There are plenty of places for visitors to relax – around the pool, inside the bar with a drink or nosh, or out on the sunny patio.

The beaches area has many interesting, even surprising little treasures such as the Famous Oriental Bar-B-Q shack on the edge of the Seahorse property. Its
charm though did not draw us in to snack on the southeast Asian satay kebobs.

Seahorse Inn pool and plaza.

Famous Oriental Bar-B-Q Sticks vendor and patio.

I am always amazed by enterprises that last for generations. Pete’s Bar, located on the far southern edge of the Seahorse property, has been in business for 80 years – that is noteworthy and amazing.

The Ocean One Hotel flanks the Seahorse Inn.

The plush Ocean One Hotel, a good place to stay too, has a luxurious spa and a fine restaurant. We treated ourselves to excellent massages from spa associates that were skilled and professional and we also celebrated my birthday with an outstanding meal at Azurea, their upscale dining establishment.

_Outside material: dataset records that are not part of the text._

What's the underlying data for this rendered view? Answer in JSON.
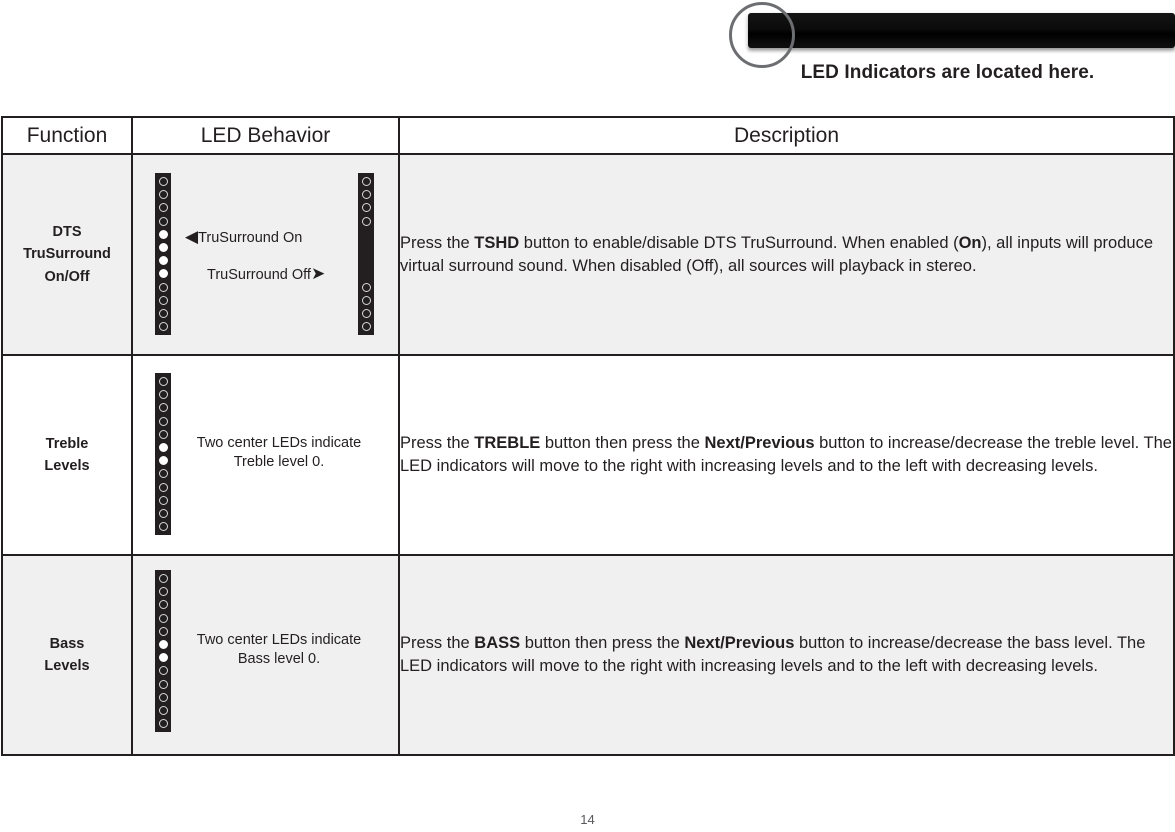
{
  "illustration": {
    "caption": "LED Indicators are located here.",
    "circle_icon": "callout-circle",
    "device_icon": "soundbar"
  },
  "table": {
    "headers": [
      "Function",
      "LED Behavior",
      "Description"
    ],
    "rows": [
      {
        "function": "DTS\nTruSurround\nOn/Off",
        "function_lines": [
          "DTS",
          "TruSurround",
          "On/Off"
        ],
        "behavior": {
          "type": "two-strips",
          "left_strip": {
            "name": "trusurround-on-strip",
            "leds": [
              "off",
              "off",
              "off",
              "off",
              "on",
              "on",
              "on",
              "on",
              "off",
              "off",
              "off",
              "off"
            ]
          },
          "right_strip": {
            "name": "trusurround-off-strip",
            "leds": [
              "off",
              "off",
              "off",
              "off",
              "blank",
              "blank",
              "blank",
              "blank",
              "off",
              "off",
              "off",
              "off"
            ]
          },
          "label_on": "TruSurround On",
          "label_on_arrow": "◀",
          "label_off": "TruSurround Off",
          "label_off_arrow": "➤"
        },
        "description": {
          "segments": [
            {
              "text": "Press the ",
              "bold": false
            },
            {
              "text": "TSHD",
              "bold": true
            },
            {
              "text": " button to enable/disable DTS TruSurround. When enabled (",
              "bold": false
            },
            {
              "text": "On",
              "bold": true
            },
            {
              "text": "), all inputs will produce virtual surround sound. When disabled (Off), all sources will playback in stereo.",
              "bold": false
            }
          ]
        }
      },
      {
        "function": "Treble\nLevels",
        "function_lines": [
          "Treble",
          "Levels"
        ],
        "behavior": {
          "type": "one-strip",
          "strip": {
            "name": "treble-level-strip",
            "leds": [
              "off",
              "off",
              "off",
              "off",
              "off",
              "on",
              "on",
              "off",
              "off",
              "off",
              "off",
              "off"
            ]
          },
          "note_lines": [
            "Two center LEDs indicate",
            "Treble level 0."
          ]
        },
        "description": {
          "segments": [
            {
              "text": "Press the ",
              "bold": false
            },
            {
              "text": "TREBLE",
              "bold": true
            },
            {
              "text": " button then press the ",
              "bold": false
            },
            {
              "text": "Next/Previous",
              "bold": true
            },
            {
              "text": " button to increase/decrease the treble level. The LED indicators will move to the right with increasing levels and to the left with decreasing levels.",
              "bold": false
            }
          ]
        }
      },
      {
        "function": "Bass\nLevels",
        "function_lines": [
          "Bass",
          "Levels"
        ],
        "behavior": {
          "type": "one-strip",
          "strip": {
            "name": "bass-level-strip",
            "leds": [
              "off",
              "off",
              "off",
              "off",
              "off",
              "on",
              "on",
              "off",
              "off",
              "off",
              "off",
              "off"
            ]
          },
          "note_lines": [
            "Two center LEDs indicate",
            "Bass level 0."
          ]
        },
        "description": {
          "segments": [
            {
              "text": "Press the ",
              "bold": false
            },
            {
              "text": "BASS",
              "bold": true
            },
            {
              "text": " button then press the ",
              "bold": false
            },
            {
              "text": "Next/Previous",
              "bold": true
            },
            {
              "text": " button to increase/decrease the bass level. The LED indicators will move to the right with increasing levels and to the left with decreasing levels.",
              "bold": false
            }
          ]
        }
      }
    ]
  },
  "footer": {
    "page_number": "14"
  },
  "colors": {
    "text": "#231f20",
    "shaded_row": "#f0f0f0",
    "strip_body": "#231f20",
    "led_on": "#ffffff",
    "led_off_ring": "#d9d9d9",
    "callout_stroke": "#6d6e71"
  }
}
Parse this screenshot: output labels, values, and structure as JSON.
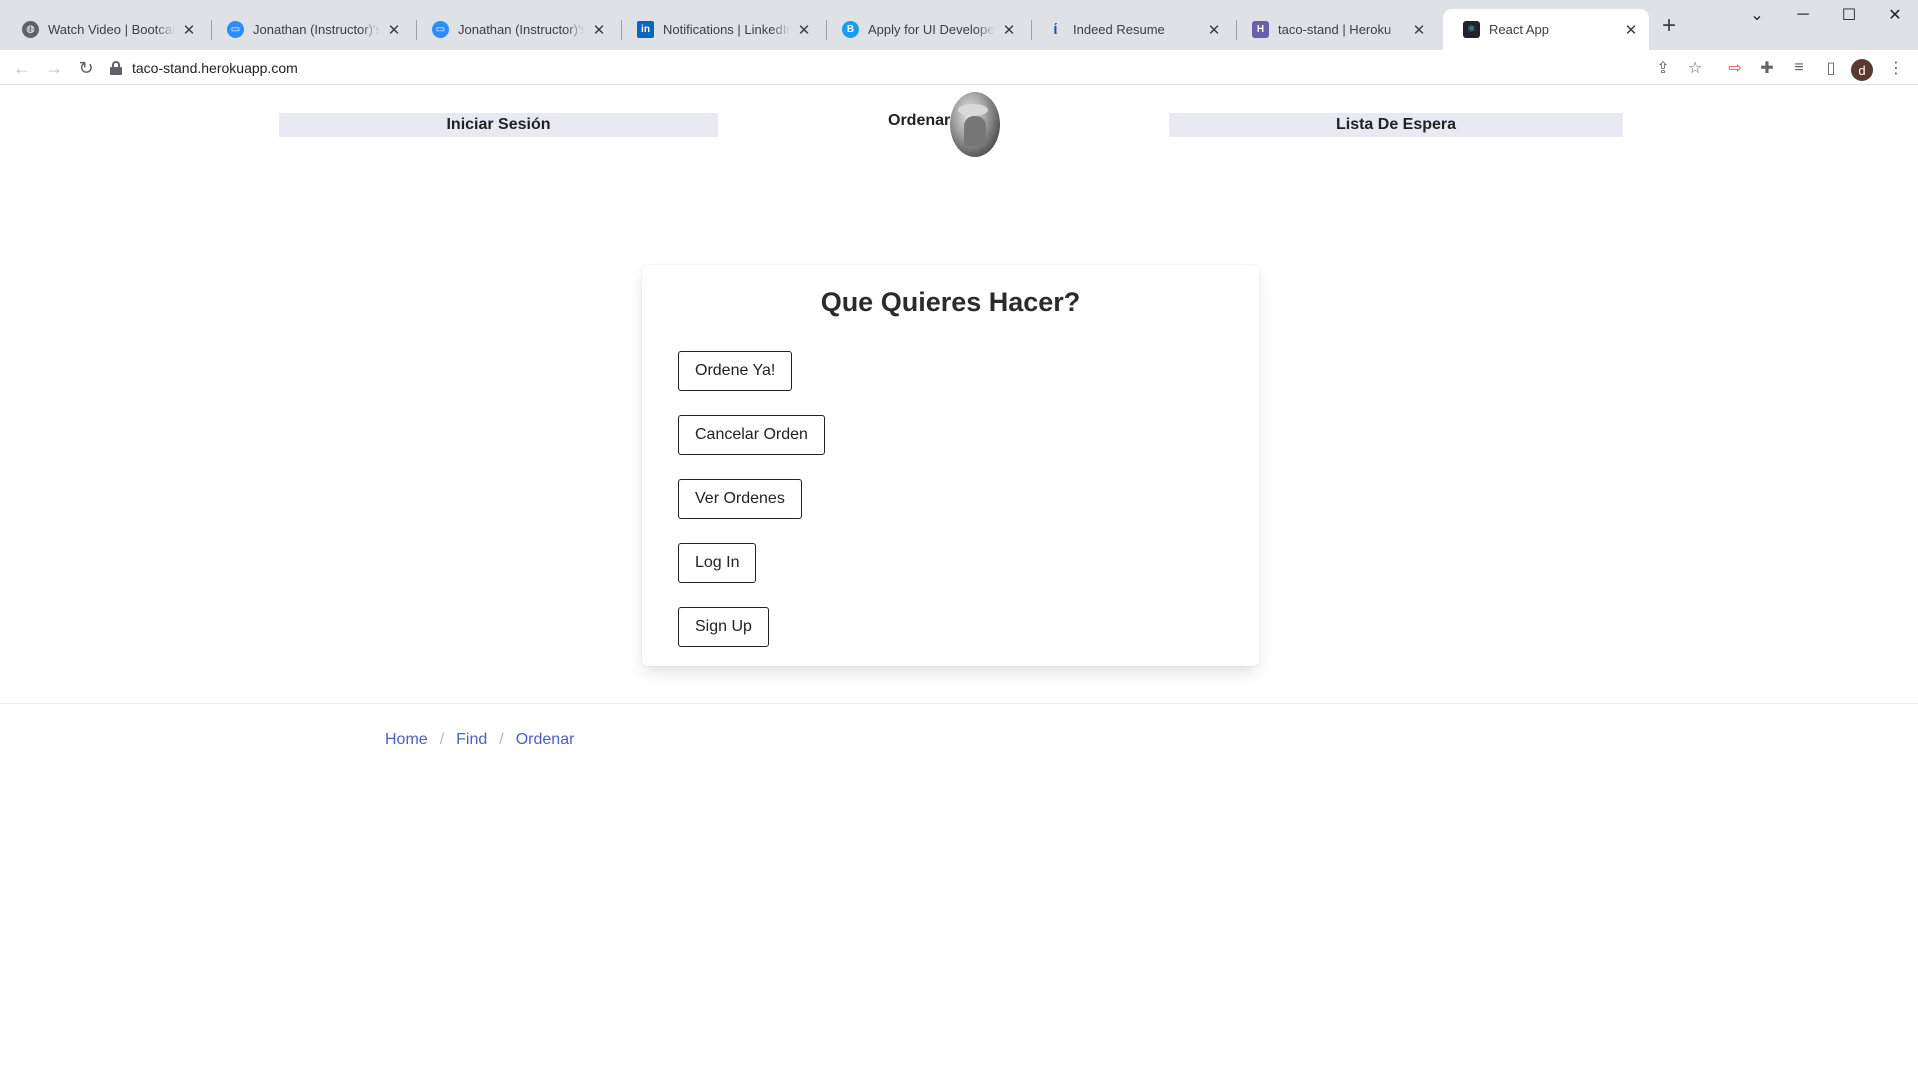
{
  "browser": {
    "tabs": [
      {
        "title": "Watch Video | Bootcamp S",
        "icon": "globe-icon",
        "icon_color": "#5f6368"
      },
      {
        "title": "Jonathan (Instructor)'s Per",
        "icon": "zoom-icon",
        "icon_color": "#2d8cff"
      },
      {
        "title": "Jonathan (Instructor)'s Per",
        "icon": "zoom-icon",
        "icon_color": "#2d8cff"
      },
      {
        "title": "Notifications | LinkedIn",
        "icon": "linkedin-icon",
        "icon_color": "#0a66c2"
      },
      {
        "title": "Apply for UI Developer (Er",
        "icon": "bullhorn-icon",
        "icon_color": "#1a9cf0"
      },
      {
        "title": "Indeed Resume",
        "icon": "indeed-icon",
        "icon_color": "#2557a7"
      },
      {
        "title": "taco-stand | Heroku",
        "icon": "heroku-icon",
        "icon_color": "#6762a6"
      },
      {
        "title": "React App",
        "icon": "react-icon",
        "icon_color": "#20232a",
        "active": true
      }
    ],
    "url": "taco-stand.herokuapp.com",
    "profile_initial": "d"
  },
  "nav": {
    "login_label": "Iniciar Sesión",
    "brand_label": "Ordenar",
    "waitlist_label": "Lista De Espera"
  },
  "card": {
    "title": "Que Quieres Hacer?",
    "actions": [
      "Ordene Ya!",
      "Cancelar Orden",
      "Ver Ordenes",
      "Log In",
      "Sign Up"
    ]
  },
  "breadcrumb": {
    "items": [
      "Home",
      "Find",
      "Ordenar"
    ]
  },
  "colors": {
    "nav_bg": "#e8e9f3",
    "link": "#485fc7"
  }
}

Public awareness of turtle nesting patterns has grown significantly the past few decades. I have witnessed an excellent public – private program operated in South Padre Island, Texas, and engaged in one on Longboat Key in late January, 2019. Concerned citizens patrol the beach at midnight to watch the turtle’s nest, then rope off the area around their nests and monitor their safety until turtles’ hatch and return to sea.

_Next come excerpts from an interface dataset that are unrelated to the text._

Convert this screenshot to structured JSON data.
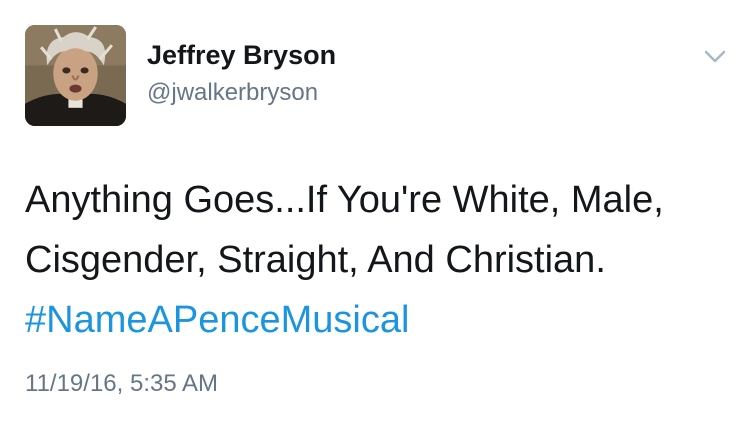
{
  "author": {
    "display_name": "Jeffrey Bryson",
    "handle": "@jwalkerbryson",
    "avatar_icon": "profile-photo"
  },
  "menu": {
    "icon": "chevron-down-icon",
    "color": "#aab8c2"
  },
  "tweet": {
    "lines": [
      "Anything Goes...If You're White, Male,",
      "Cisgender, Straight, And Christian."
    ],
    "hashtag": "#NameAPenceMusical",
    "timestamp": "11/19/16, 5:35 AM"
  },
  "colors": {
    "text": "#14171a",
    "secondary": "#657786",
    "link": "#1b95e0"
  }
}
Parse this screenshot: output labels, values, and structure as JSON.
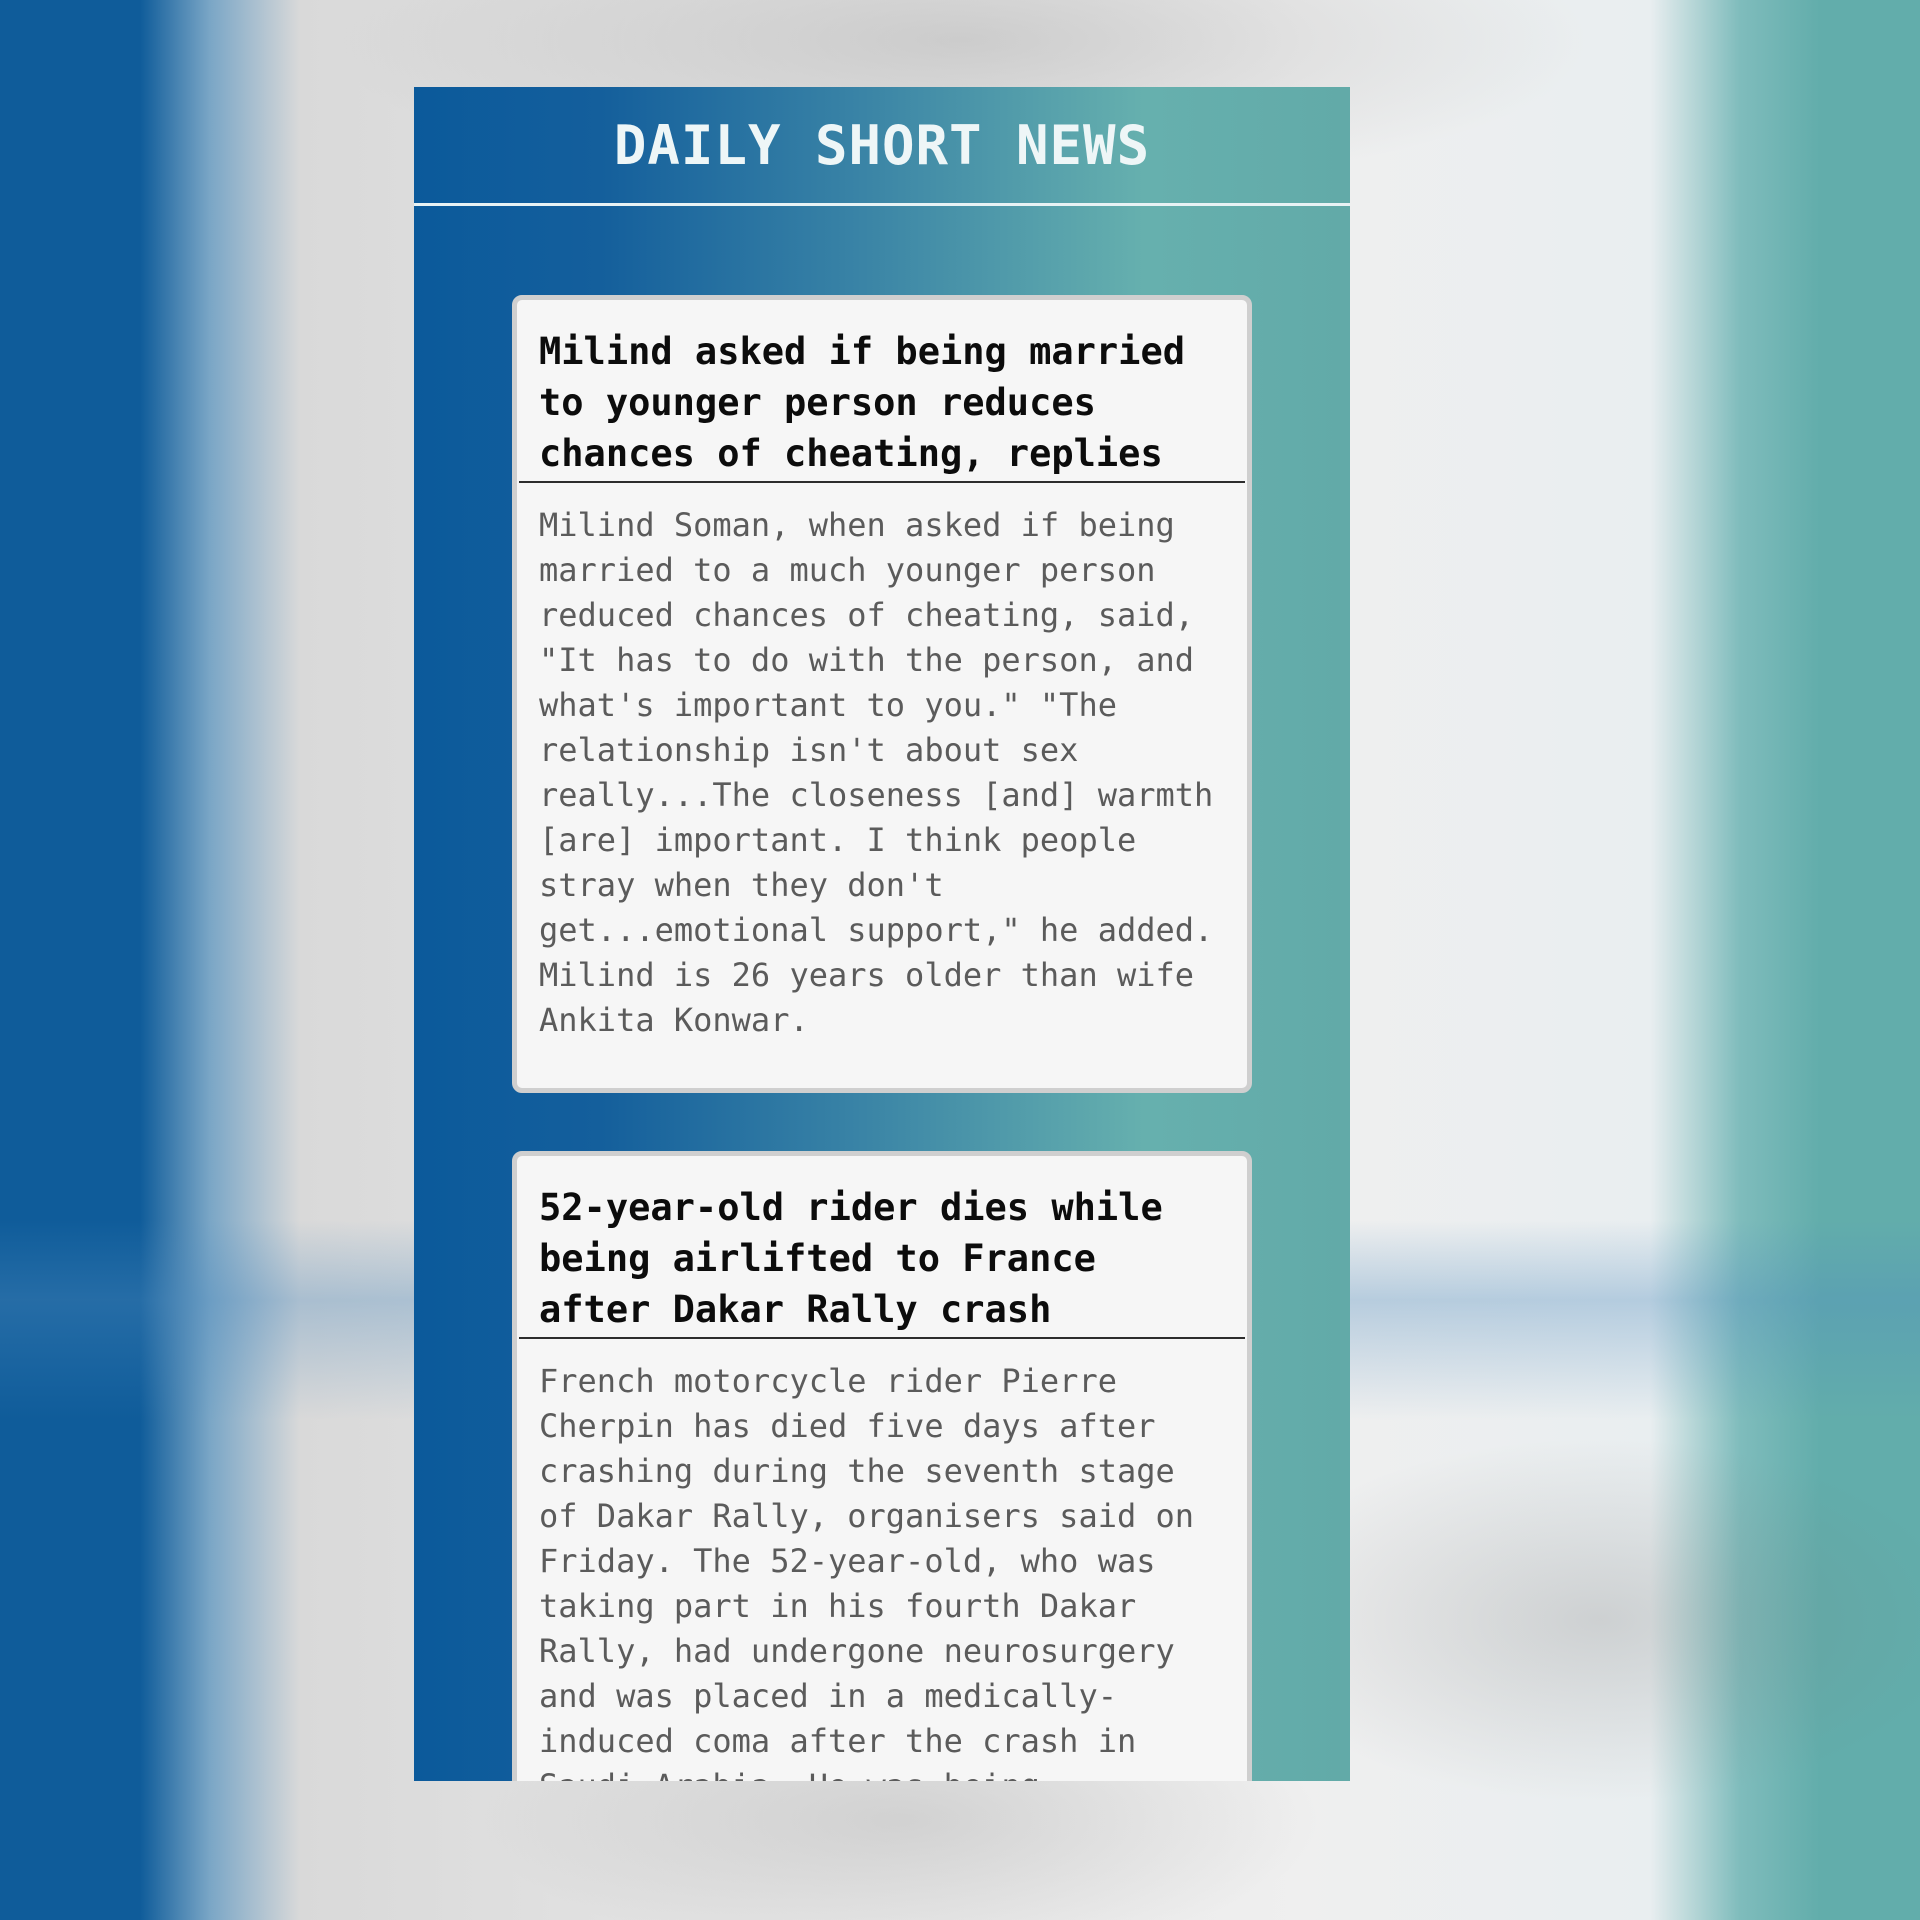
{
  "app": {
    "title": "DAILY SHORT NEWS"
  },
  "articles": [
    {
      "title": "Milind asked if being married to younger person reduces chances of cheating, replies",
      "body": "Milind Soman, when asked if being married to a much younger person reduced chances of cheating, said, \"It has to do with the person, and what's important to you.\" \"The relationship isn't about sex really...The closeness [and] warmth [are] important. I think people stray when they don't get...emotional support,\" he added. Milind is 26 years older than wife Ankita Konwar."
    },
    {
      "title": "52-year-old rider dies while being airlifted to France after Dakar Rally crash",
      "body": "French motorcycle rider Pierre Cherpin has died five days after crashing during the seventh stage of Dakar Rally, organisers said on Friday. The 52-year-old, who was taking part in his fourth Dakar Rally, had undergone neurosurgery and was placed in a medically-induced coma after the crash in Saudi Arabia. He was being"
    }
  ],
  "colors": {
    "header_gradient_start": "#0b5a9b",
    "header_gradient_end": "#62aaa8",
    "card_background": "#f6f6f6",
    "title_text": "#0c0c0c",
    "body_text": "#5b5b5b"
  }
}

I like to photograph beach safety signs to support public education efforts that teach appropriate behavior in our sandy recreational areas.

Following the rules assures that all of us will enjoy our time on an idyllic beach.

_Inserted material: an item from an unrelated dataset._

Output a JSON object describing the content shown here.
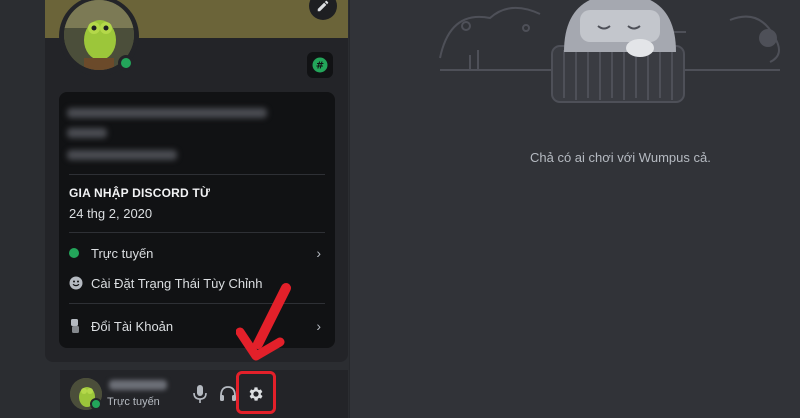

A relatively passive ocean can encourage swimmers to venture too far out and possibly get caught in a bad undertow. If that ever happens to you, employ the below sign’s directions.

Bad storms such as massive hurricanes, or a poor beach sustainment model, or questionable construction practices can cause erosion that depletes our beaches. The short-term solution is carting acres of sand from one location to another which is expensive and at best a temporary solution or band aid.

Sand berms protect buildings from waves washing over them and dragging dwellings out to sea. Sea oats and mangroves thrive in sand and their roots hold the berm together. If we want to keep our beaches in an age of global warming, we must employ common sense solutions and best practices.

Above: view to north shows high berms designed to keep waves from washing beach into resort’s pool.

Below: view to south shows berms with sea oats protecting homes from a surging ocean.

View of expansive and peaceful beach to the north.

View of beach to the south. Note high rise Jacksonville Beach hotels and condos three miles away.

I always try to include examples of public art in my travel pages and the two beach villages have numerous pieces that enrich the pedestrian experience.

First, the large cat statue with its shadow on the ground beautified a public courtyard.

The large turtle with a yellow submarine painted on chest is located outside the front porch of Poe’s tavern. A passerby joked to me that it looked constipated.

Seafood always seems to taste better at the beach. Joe’s Crab Shack in Jacksonville Beach is a great place for crabs and lobster tails. Patty, who had the lobster tails, noticed that I was in an eating zone, totally absorbed in cracking or tearing through King, Snow, or Dungeness clusters.

Other good restaurants in the beaches area are the Fish Company, the Cantina right next door, and the Beach Diner for breakfast.

The two villages of Neptune and Atlantic Beach obviously worked beautifully for Patty and I. We both wonder if we finally found our special pocket in Florida.